Clarification: Clinton did not issue pardons to the two radicals; he commuted their prison sentences. Media accounts often conflate the two different actions. These two commutations were announced by the White House on January 20, 2001, as part of a long list of almost 140 pardons and commutations, which included the infamous pardon of fugitive financier Marc Rich--which was a pardon.
The Democratic contest has been a 50-50 proposition for months now--more precisely, a 51-49 percent endeavor or maybe a 52-48-percent face-off in Barack Obama's favor, according to the pledged delegate count and the popular vote. Hillary Clinton's 9-point win in the Keystone State (which apparently did not net her a significant pickup in pledged delegates) does not change this. In fact, her Pennsylvania triumph does not change the fundamentals of the race. Obama is still on track to end the primaries with a slight edge in pledged delegates. And Clinton is still in the race, clinging tightly to her candidacy and reiterating rationales to stay in the hunt: I have more experience; I'm better prepared to be commander-in-chief; I've withstood the worst of the GOP attack machine; I've won the big states.

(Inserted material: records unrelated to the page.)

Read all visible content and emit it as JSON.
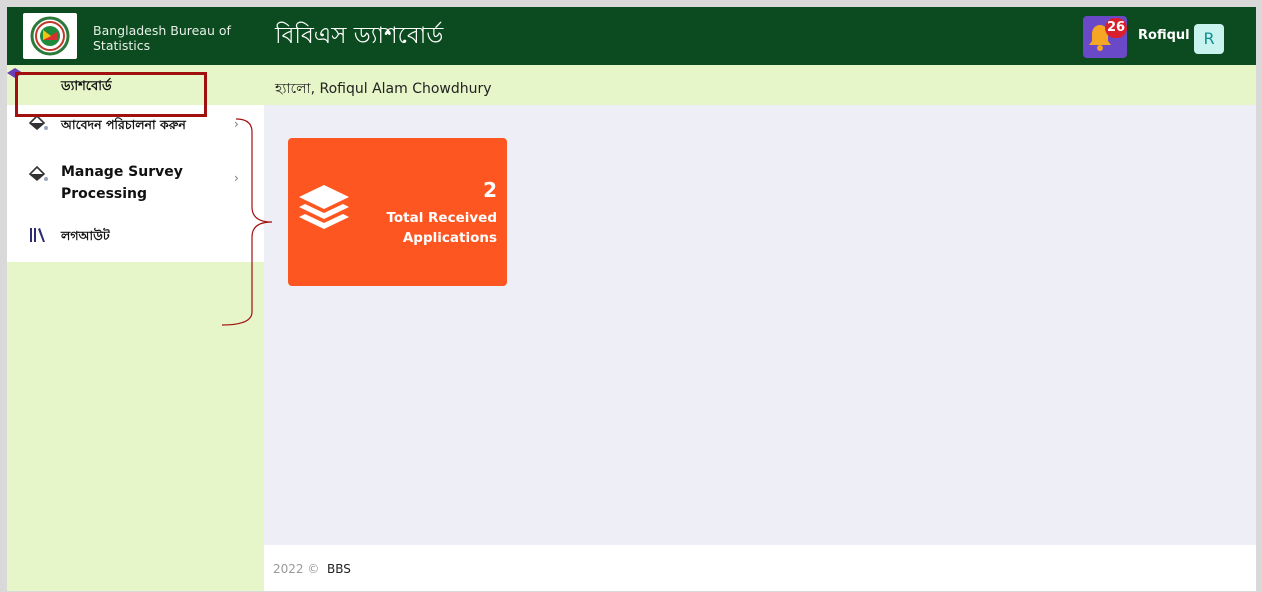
{
  "header": {
    "org_name": "Bangladesh Bureau of Statistics",
    "app_title": "বিবিএস ড্যাশবোর্ড",
    "notification_count": "26",
    "user_name": "Rofiqul",
    "avatar_initial": "R"
  },
  "sidebar": {
    "items": [
      {
        "label": "ড্যাশবোর্ড",
        "icon": "layers-icon"
      },
      {
        "label": "আবেদন পরিচালনা করুন",
        "icon": "fill-drip-icon",
        "chevron": "›"
      },
      {
        "label": "Manage Survey Processing",
        "icon": "fill-drip-icon",
        "chevron": "›"
      },
      {
        "label": "লগআউট",
        "icon": "library-icon"
      }
    ]
  },
  "main": {
    "greeting": "হ্যালো, Rofiqul Alam Chowdhury",
    "card": {
      "number": "2",
      "label": "Total Received Applications",
      "icon": "layers-icon"
    }
  },
  "footer": {
    "copyright": "2022 ©",
    "org": "BBS"
  },
  "colors": {
    "topbar": "#0b4b1f",
    "sidebar_bg": "#e6f6c8",
    "card_bg": "#fe5621",
    "notification_bg": "#6a49c9",
    "badge": "#d91f2b",
    "highlight_box": "#a20f0f"
  }
}
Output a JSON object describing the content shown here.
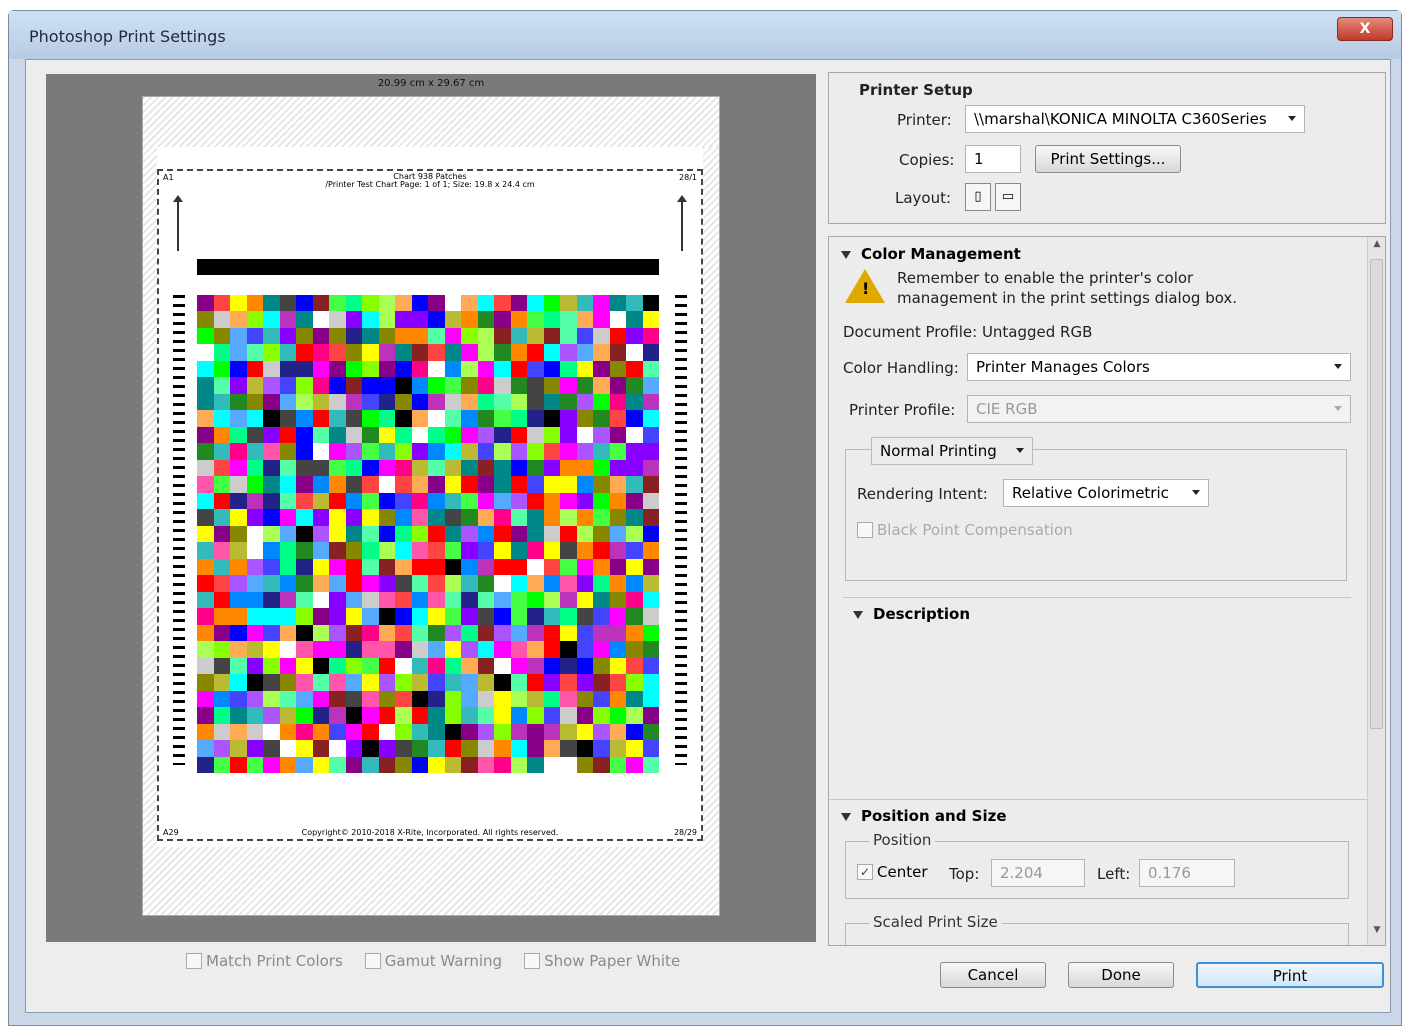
{
  "window": {
    "title": "Photoshop Print Settings",
    "close_label": "X"
  },
  "preview": {
    "page_size": "20.99 cm x 29.67 cm",
    "corner_tl": "A1",
    "corner_tr": "28/1",
    "corner_bl": "A29",
    "corner_br": "28/29",
    "chart_title": "Chart 938 Patches",
    "chart_subtitle": "/Printer Test Chart Page: 1 of 1; Size: 19.8 x 24.4 cm",
    "copyright": "Copyright© 2010-2018 X-Rite, Incorporated. All rights reserved.",
    "patch_colors": [
      "#ff0000",
      "#00ff00",
      "#0000ff",
      "#ffff00",
      "#ff00ff",
      "#00ffff",
      "#000000",
      "#ffffff",
      "#ff8800",
      "#88ff00",
      "#0088ff",
      "#8800ff",
      "#ff0088",
      "#00ff88",
      "#888800",
      "#008888",
      "#880088",
      "#444444",
      "#cccccc",
      "#ff4444",
      "#44ff44",
      "#4444ff",
      "#ffaa55",
      "#55aaff",
      "#aa55ff",
      "#55ffaa",
      "#aaff55",
      "#ff55aa",
      "#222288",
      "#882222",
      "#228822",
      "#bbbb33",
      "#33bbbb",
      "#bb33bb"
    ]
  },
  "under_preview": {
    "match_print_colors": "Match Print Colors",
    "gamut_warning": "Gamut Warning",
    "show_paper_white": "Show Paper White"
  },
  "printer_setup": {
    "heading": "Printer Setup",
    "printer_label": "Printer:",
    "printer_value": "\\\\marshal\\KONICA MINOLTA C360Series",
    "copies_label": "Copies:",
    "copies_value": "1",
    "print_settings_button": "Print Settings...",
    "layout_label": "Layout:",
    "layout_portrait": "▯",
    "layout_landscape": "▭"
  },
  "color_management": {
    "heading": "Color Management",
    "warning_line1": "Remember to enable the printer's color",
    "warning_line2": "management in the print settings dialog box.",
    "document_profile": "Document Profile: Untagged RGB",
    "color_handling_label": "Color Handling:",
    "color_handling_value": "Printer Manages Colors",
    "printer_profile_label": "Printer Profile:",
    "printer_profile_value": "CIE RGB",
    "printing_mode": "Normal Printing",
    "rendering_intent_label": "Rendering Intent:",
    "rendering_intent_value": "Relative Colorimetric",
    "black_point_label": "Black Point Compensation"
  },
  "description": {
    "heading": "Description"
  },
  "position_size": {
    "heading": "Position and Size",
    "position_label": "Position",
    "center_label": "Center",
    "top_label": "Top:",
    "top_value": "2.204",
    "left_label": "Left:",
    "left_value": "0.176",
    "scaled_label": "Scaled Print Size"
  },
  "buttons": {
    "cancel": "Cancel",
    "done": "Done",
    "print": "Print"
  }
}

Bottom line: It's not over, and the contest is not likely to end anytime soon. At HRC HQ in Philadelphia on Tuesday night, Terry McAuliffe, Clinton's campaign manager, ebulliently declared, "She is taking this all the way to Denver." But many Democratic superdelegates and insiders are hardly enthusiastic about a bitterly fought campaign that trudges through the next nine primaries (which conclude in early June) and then continues, as a media-driven contest of Democrat-on-Democrat sniping, for three months until the convention in Denver at the end of August. The question is, will these Democrats be able to do anything about it?
If Clinton is committed to going the distance, she cannot be stopped. No one--not even those mighty superdelegates--can literally force her out. She cannot win the final primaries by margins large enough to erase Obama's lead in voter-determined delegates. Everyone knows that. But she can keep on challenging Obama, doing well enough--winning some contests or placing a strong second--to justify, at least to herself and her supporters, her continued presence in the race. During that time, she can hope something happens that does alter the landscape (look, evidence that Obama is indeed a secret Muslim!), and she can also lay the groundwork for a post-primaries effort to persuade superdelegates to overturn Obama's narrow victory among pledged delegates. Yet that project can only succeed with successful assaults on Obama. Her path to the nomination depends on one fuel: fierce attacks. She can win the nomination only by tearing down Obama after the voting is done and by threatening party unity.
The polls in Pennsylvania closed a few minutes ago, and CNN and others are reporting that the Obama-Clinton race, according to exit polls, is competitive--that is, too close to call.
But the exit polling, if accurate, indicates a Clinton win--because of the women. The polls show that the electorate was 58 percent female and that the gals voted for Clinton over Obama, 55 to 44 percent. The men--making up a measly 42 percent of the voters--went for Obama over Clinton, 53 to 47 percent, according to the exit polls. If these numbers reflect the real voting, that would mean a narrow Clinton victory, by 3 points.
Already, the Clinton camp is dismissing any interpretation of the margin of victory. A win is a win, Terry McAuliffe, Clinton's campaign manager, said moments ago. Maybe he has that win.